  9. ^ Larry Walker Statistics Baseball-Reference.com
  10. ^ Jaffe, Jay (December 15, 2016). "JAWS and the 2017 Hall of Fame ballot: Larry Walker". Sports Illustrated. Retrieved January 7, 2017.
  11. ^ Miklasz, Bernie (October 13, 2014). "A closer look at Cards' homer bash". St. Louis Post-Dispatch. Retrieved February 19, 2017.
  12. ^ Anderson, Dave (October 6, 2004). "Walker puts on show for show-me Missourians". The New York Times. Retrieved February 11, 2017.
  13. ^ a b c d "Larry Walker stats, fantasy & news (Career biography)". MLB.com. Retrieved May 13, 2017.

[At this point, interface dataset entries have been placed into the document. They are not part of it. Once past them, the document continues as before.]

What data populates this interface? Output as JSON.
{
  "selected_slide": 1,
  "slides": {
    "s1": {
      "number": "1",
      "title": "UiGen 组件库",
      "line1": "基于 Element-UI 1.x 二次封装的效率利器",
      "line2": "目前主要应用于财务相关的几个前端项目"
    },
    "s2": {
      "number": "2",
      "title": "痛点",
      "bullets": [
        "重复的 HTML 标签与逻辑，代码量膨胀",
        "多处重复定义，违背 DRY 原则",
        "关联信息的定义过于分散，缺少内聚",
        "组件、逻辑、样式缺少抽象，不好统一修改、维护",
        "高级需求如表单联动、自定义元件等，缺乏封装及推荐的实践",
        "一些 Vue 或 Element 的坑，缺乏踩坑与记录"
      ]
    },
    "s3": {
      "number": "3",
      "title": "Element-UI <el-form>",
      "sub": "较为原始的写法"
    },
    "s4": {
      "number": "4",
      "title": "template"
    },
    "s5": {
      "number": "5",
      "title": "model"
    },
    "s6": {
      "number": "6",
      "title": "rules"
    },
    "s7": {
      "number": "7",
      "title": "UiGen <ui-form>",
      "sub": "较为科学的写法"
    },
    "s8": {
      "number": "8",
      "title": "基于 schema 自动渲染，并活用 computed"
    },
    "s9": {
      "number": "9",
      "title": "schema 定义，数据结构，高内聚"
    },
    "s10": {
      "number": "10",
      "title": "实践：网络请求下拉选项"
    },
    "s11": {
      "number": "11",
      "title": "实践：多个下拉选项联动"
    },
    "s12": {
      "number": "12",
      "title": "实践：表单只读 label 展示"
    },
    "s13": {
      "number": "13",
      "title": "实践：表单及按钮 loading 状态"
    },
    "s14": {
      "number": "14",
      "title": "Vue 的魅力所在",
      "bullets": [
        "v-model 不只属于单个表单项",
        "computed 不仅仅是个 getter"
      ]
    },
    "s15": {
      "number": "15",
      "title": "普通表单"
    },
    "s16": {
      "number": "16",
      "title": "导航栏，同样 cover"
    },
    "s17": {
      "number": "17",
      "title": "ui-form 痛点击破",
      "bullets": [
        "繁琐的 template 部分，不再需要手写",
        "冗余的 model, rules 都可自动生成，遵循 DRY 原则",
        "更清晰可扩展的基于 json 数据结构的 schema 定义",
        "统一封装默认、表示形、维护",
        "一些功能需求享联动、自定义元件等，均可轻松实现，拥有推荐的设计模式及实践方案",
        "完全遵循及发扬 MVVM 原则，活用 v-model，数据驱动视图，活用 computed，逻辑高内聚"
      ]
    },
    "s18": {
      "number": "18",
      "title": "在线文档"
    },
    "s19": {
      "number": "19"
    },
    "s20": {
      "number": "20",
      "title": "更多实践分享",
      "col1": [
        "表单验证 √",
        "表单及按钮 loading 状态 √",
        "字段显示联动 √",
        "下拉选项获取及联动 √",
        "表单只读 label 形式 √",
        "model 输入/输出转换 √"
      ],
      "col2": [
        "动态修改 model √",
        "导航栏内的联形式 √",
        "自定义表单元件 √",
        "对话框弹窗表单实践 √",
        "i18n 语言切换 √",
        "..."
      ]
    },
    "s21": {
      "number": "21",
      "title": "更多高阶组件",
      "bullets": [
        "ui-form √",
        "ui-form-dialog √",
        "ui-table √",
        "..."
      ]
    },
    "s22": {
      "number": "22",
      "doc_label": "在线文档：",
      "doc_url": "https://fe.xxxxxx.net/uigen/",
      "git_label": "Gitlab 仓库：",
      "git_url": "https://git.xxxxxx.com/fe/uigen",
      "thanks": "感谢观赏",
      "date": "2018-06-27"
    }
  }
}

  14. ^ a b c Powers, John (October 23, 2004). "La Russa Keeping Options Open". Boston Globe. p. E7.
  15. ^ Leach, Matthew (October 28, 2006). "Cards secure 10th World Series title". MLB.com. stlouis.cardinals.mlb.com. Archived from the original on February 9, 2011. Retrieved February 21, 2011.
  16. ^ Finley, Bill (October 24, 2004). "Walker is dangerous when others give way". The New York Times. Retrieved February 11, 2017.
  17. ^ "2004 World Series: Boston Red Sox over St. Louis Cardinals (4–0)". Baseball-Reference.com. Retrieved April 8, 2017.
  18. ^ a b "Baseball-Reference 2004 Season Award Index". Baseball-Reference.com.
  19. ^ Goold, Derrick (December 24, 2011). "Cardinals recast the 'MV3'". stltoday.com. Retrieved June 3, 2012.
  20. ^ a b c "Baseball-Reference NL Gold Glove Award Winners". Baseball-Reference.com.
  21. ^ a b "Baseball-Reference NL Silver Slugger Award Winners". Baseball-Reference.com.
  22. ^ "2004 League Championship Series – STL vs. HOU". Baseball-Reference.com. Retrieved September 3, 2009.
  23. ^ Johnson, Lloyd, and Wolff, Miles, ed., The Encyclopedia of Minor League Baseball, 3rd edition. Durham, North Carolina: Baseball America, 2007
  24. ^ Baseball America 2005 Annual Directory